The science behind the heat increase is that when it’s humid, your body has a harder time cooling down and even when you have shaded and air conditioned areas. This trapped hot moisture from heat and humidity created the condition called “wet-bulb temperature”, almost as though you’re wrapping a light bulb in a towel. This temperature becomes critical at temperature and total humidity conditions of 95 degrees. Currently, some of these countries are at 90 degree “wet bulb temperature”; something that is a hazardous living condition, especially as a large portion of workers in those regions are outside laborers.
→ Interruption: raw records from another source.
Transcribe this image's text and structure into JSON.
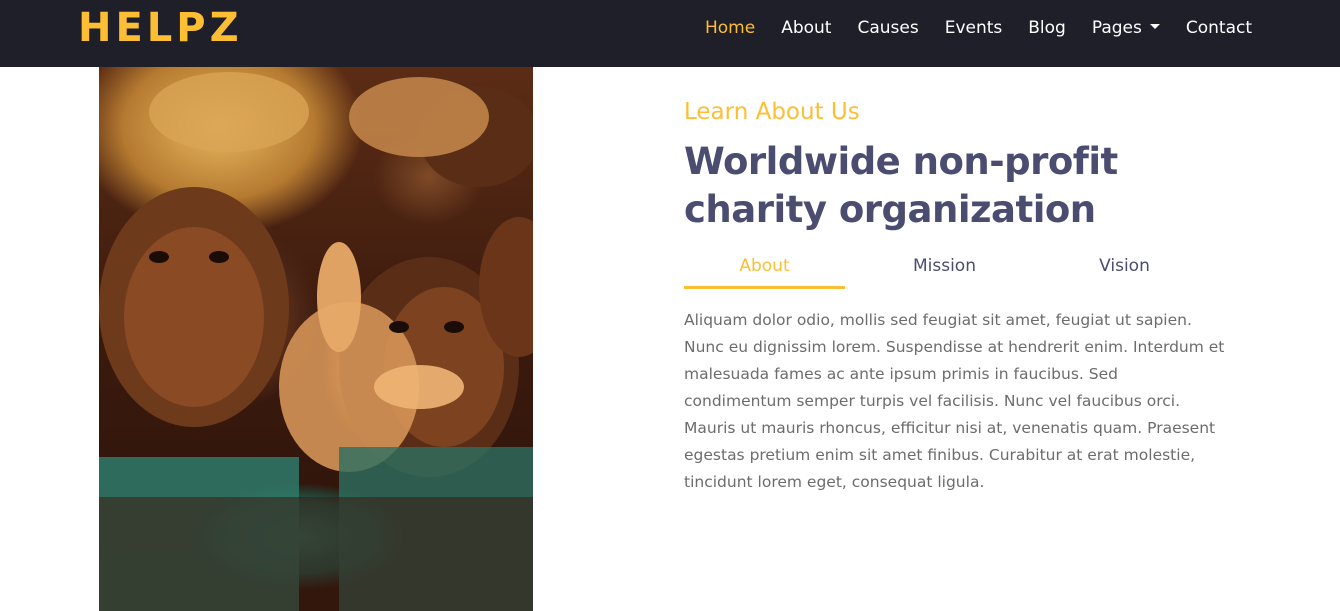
{
  "header": {
    "brand": "HELPZ",
    "nav": [
      {
        "label": "Home",
        "active": true
      },
      {
        "label": "About"
      },
      {
        "label": "Causes"
      },
      {
        "label": "Events"
      },
      {
        "label": "Blog"
      },
      {
        "label": "Pages",
        "dropdown": true
      },
      {
        "label": "Contact"
      }
    ]
  },
  "about": {
    "subtitle": "Learn About Us",
    "title_line1": "Worldwide non-profit",
    "title_line2": "charity organization",
    "tabs": [
      {
        "label": "About",
        "active": true
      },
      {
        "label": "Mission"
      },
      {
        "label": "Vision"
      }
    ],
    "body": "Aliquam dolor odio, mollis sed feugiat sit amet, feugiat ut sapien. Nunc eu dignissim lorem. Suspendisse at hendrerit enim. Interdum et malesuada fames ac ante ipsum primis in faucibus. Sed condimentum semper turpis vel facilisis. Nunc vel faucibus orci. Mauris ut mauris rhoncus, efficitur nisi at, venenatis quam. Praesent egestas pretium enim sit amet finibus. Curabitur at erat molestie, tincidunt lorem eget, consequat ligula."
  },
  "colors": {
    "accent": "#fdbe33",
    "navbar_bg": "#1e1f29",
    "heading": "#4a4c70",
    "body_text": "#6c6c6c"
  },
  "image": {
    "semantic": "photo of children reaching toward the camera"
  }
}
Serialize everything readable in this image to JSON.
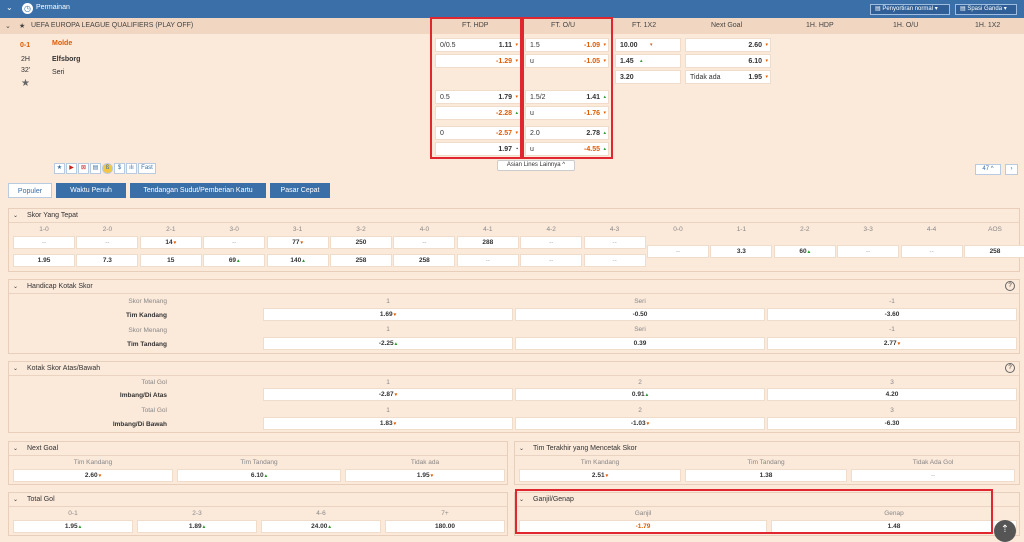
{
  "topbar": {
    "title": "Permainan",
    "sort": "Penyortiran normal",
    "spread": "Spasi Ganda"
  },
  "header": {
    "league": "UEFA EUROPA LEAGUE QUALIFIERS (PLAY OFF)",
    "cols": [
      "FT. HDP",
      "FT. O/U",
      "FT. 1X2",
      "Next Goal",
      "1H. HDP",
      "1H. O/U",
      "1H. 1X2"
    ]
  },
  "match": {
    "score": "0-1",
    "period": "2H",
    "minute": "32'",
    "home": "Molde",
    "away": "Elfsborg",
    "draw": "Seri"
  },
  "hdp": [
    {
      "line": "0/0.5",
      "home": "1.11",
      "away": "-1.29"
    },
    {
      "line": "0.5",
      "home": "1.79",
      "away": "-2.28"
    },
    {
      "line": "0",
      "home": "-2.57",
      "away": "1.97"
    }
  ],
  "ou": [
    {
      "line": "1.5",
      "over": "-1.09",
      "under": "-1.05",
      "u": "u"
    },
    {
      "line": "1.5/2",
      "over": "1.41",
      "under": "-1.76",
      "u": "u"
    },
    {
      "line": "2.0",
      "over": "2.78",
      "under": "-4.55",
      "u": "u"
    }
  ],
  "x12": {
    "home": "10.00",
    "away": "1.45",
    "draw": "3.20"
  },
  "nextgoal": {
    "home": "2.60",
    "away": "6.10",
    "none_label": "Tidak ada",
    "none": "1.95"
  },
  "asian_more": "Asian Lines Lainnya",
  "more_count": "47",
  "fast": "Fast",
  "tabs": [
    "Populer",
    "Waktu Penuh",
    "Tendangan Sudut/Pemberian Kartu",
    "Pasar Cepat"
  ],
  "correct_score": {
    "title": "Skor Yang Tepat",
    "labels": [
      "1-0",
      "2-0",
      "2-1",
      "3-0",
      "3-1",
      "3-2",
      "4-0",
      "4-1",
      "4-2",
      "4-3",
      "0-0",
      "1-1",
      "2-2",
      "3-3",
      "4-4",
      "AOS"
    ],
    "row1": [
      "--",
      "--",
      "14",
      "--",
      "77",
      "250",
      "--",
      "288",
      "--",
      "--"
    ],
    "row2": [
      "1.95",
      "7.3",
      "15",
      "69",
      "140",
      "258",
      "258",
      "--",
      "--",
      "--"
    ],
    "mid": [
      "--",
      "3.3",
      "60",
      "--",
      "--",
      "258"
    ]
  },
  "hcap": {
    "title": "Handicap Kotak Skor",
    "sub": "Skor Menang",
    "home": "Tim Kandang",
    "away": "Tim Tandang",
    "h": [
      "1",
      "Seri",
      "-1"
    ],
    "homev": [
      "1.69",
      "-0.50",
      "-3.60"
    ],
    "awayv": [
      "-2.25",
      "0.39",
      "2.77"
    ]
  },
  "ou_box": {
    "title": "Kotak Skor Atas/Bawah",
    "sub": "Total Gol",
    "over": "Imbang/Di Atas",
    "under": "Imbang/Di Bawah",
    "h": [
      "1",
      "2",
      "3"
    ],
    "overv": [
      "-2.87",
      "0.91",
      "4.20"
    ],
    "underv": [
      "1.83",
      "-1.03",
      "-6.30"
    ]
  },
  "next_goal": {
    "title": "Next Goal",
    "h": [
      "Tim Kandang",
      "Tim Tandang",
      "Tidak ada"
    ],
    "v": [
      "2.60",
      "6.10",
      "1.95"
    ]
  },
  "last_goal": {
    "title": "Tim Terakhir yang Mencetak Skor",
    "h": [
      "Tim Kandang",
      "Tim Tandang",
      "Tidak Ada Gol"
    ],
    "v": [
      "2.51",
      "1.38",
      "--"
    ]
  },
  "total_goal": {
    "title": "Total Gol",
    "h": [
      "0-1",
      "2-3",
      "4-6",
      "7+"
    ],
    "v": [
      "1.95",
      "1.89",
      "24.00",
      "180.00"
    ]
  },
  "odd_even": {
    "title": "Ganjil/Genap",
    "h": [
      "Ganjil",
      "Genap"
    ],
    "v": [
      "-1.79",
      "1.48"
    ]
  },
  "colors": {
    "accent": "#3a6fa8",
    "highlight": "#e0262e",
    "negative": "#e05a00"
  }
}
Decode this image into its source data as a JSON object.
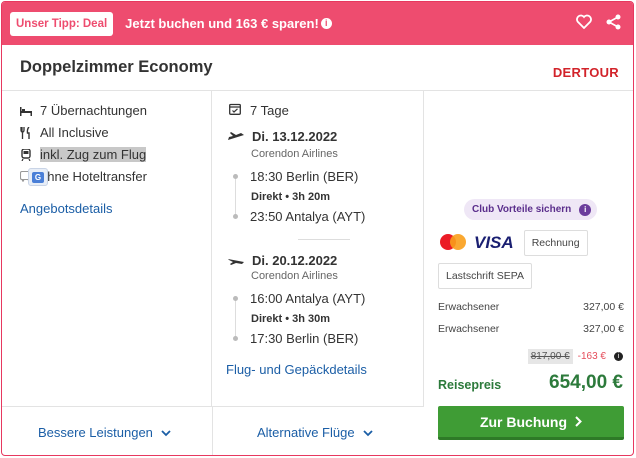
{
  "banner": {
    "tip_label": "Unser Tipp: Deal",
    "text": "Jetzt buchen und 163 € sparen!",
    "info_glyph": "i",
    "icons": [
      "heart-icon",
      "share-icon"
    ]
  },
  "offer": {
    "title": "Doppelzimmer Economy",
    "operator_logo": "DERTOUR"
  },
  "features": [
    {
      "icon": "bed-icon",
      "label": "7 Übernachtungen"
    },
    {
      "icon": "cutlery-icon",
      "label": "All Inclusive"
    },
    {
      "icon": "train-icon",
      "label": "inkl. Zug zum Flug"
    },
    {
      "icon": "bus-icon",
      "label": "ohne Hoteltransfer"
    }
  ],
  "features_link": "Angebotsdetails",
  "flights": {
    "duration": "7 Tage",
    "outbound": {
      "date": "Di. 13.12.2022",
      "airline": "Corendon Airlines",
      "dep": "18:30 Berlin (BER)",
      "direct": "Direkt  •  3h 20m",
      "arr": "23:50 Antalya (AYT)"
    },
    "inbound": {
      "date": "Di. 20.12.2022",
      "airline": "Corendon Airlines",
      "dep": "16:00 Antalya (AYT)",
      "direct": "Direkt  •  3h 30m",
      "arr": "17:30 Berlin (BER)"
    },
    "details_link": "Flug- und Gepäckdetails"
  },
  "bottom": {
    "better_services": "Bessere Leistungen",
    "alt_flights": "Alternative Flüge"
  },
  "pricing": {
    "club": "Club Vorteile sichern",
    "payment": {
      "visa": "VISA",
      "invoice": "Rechnung",
      "sepa": "Lastschrift SEPA"
    },
    "travellers": [
      {
        "label": "Erwachsener",
        "price": "327,00 €"
      },
      {
        "label": "Erwachsener",
        "price": "327,00 €"
      }
    ],
    "old_price": "817,00 €",
    "saving": "-163 €",
    "total_label": "Reisepreis",
    "total": "654,00 €",
    "book_label": "Zur Buchung",
    "colors": {
      "accent": "#ee4c6f",
      "book": "#3f9c35",
      "price": "#2c7a3b",
      "link": "#1b5ea6"
    }
  }
}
This is only expected to get worse with more negative climatic changes. 

Environmental engineers at MIT ran scenarios for curbing the temperatures if we were to curb emissions at the global level currently, only 2% of the population would be at risk. Barely more than are affected now. If projections run past that, about 4% or 60 million people would live in temperatures 95+, and this is something that can and should be prevented. Working towards the Paris Climate Agreement goals is a start, although South Asia will still be hit the hardest by environmental changes and climate migration concerns. Another factor is that humidity is now being considered a factor in the heat index for the first time. This means that for monsoon and summer seasons in particular that are susceptible to steamy, hot conditions, governments have been urged to create heat action plans to prevent deaths that have previously been caused by these heat waves. Not only would further action be able to provide resources and allow people to stay where they call home, but prevent life-threatening migration and saving people’s lives who would be forced to live in unsafe heat conditions. In other words, allow people to not have to move at all and consider their own home a place of refuge from climatic effects. 

This article was a call to action for all countries to recognize the importance of curbing carbon emissions in addition to providing resources to those who may not be able to access it in the wake of environmental changes. I appreciate that it poses the consideration of the millions of people who will be displaced and forced to move with these environmental consequences if the world does not act. In this instance, the problem of losing lives to climate change supersedes the initial threat of climate migration. 

http://www.aljazeera.com/news/2017/08/south-asia-hot-live-2100-170803041954544.html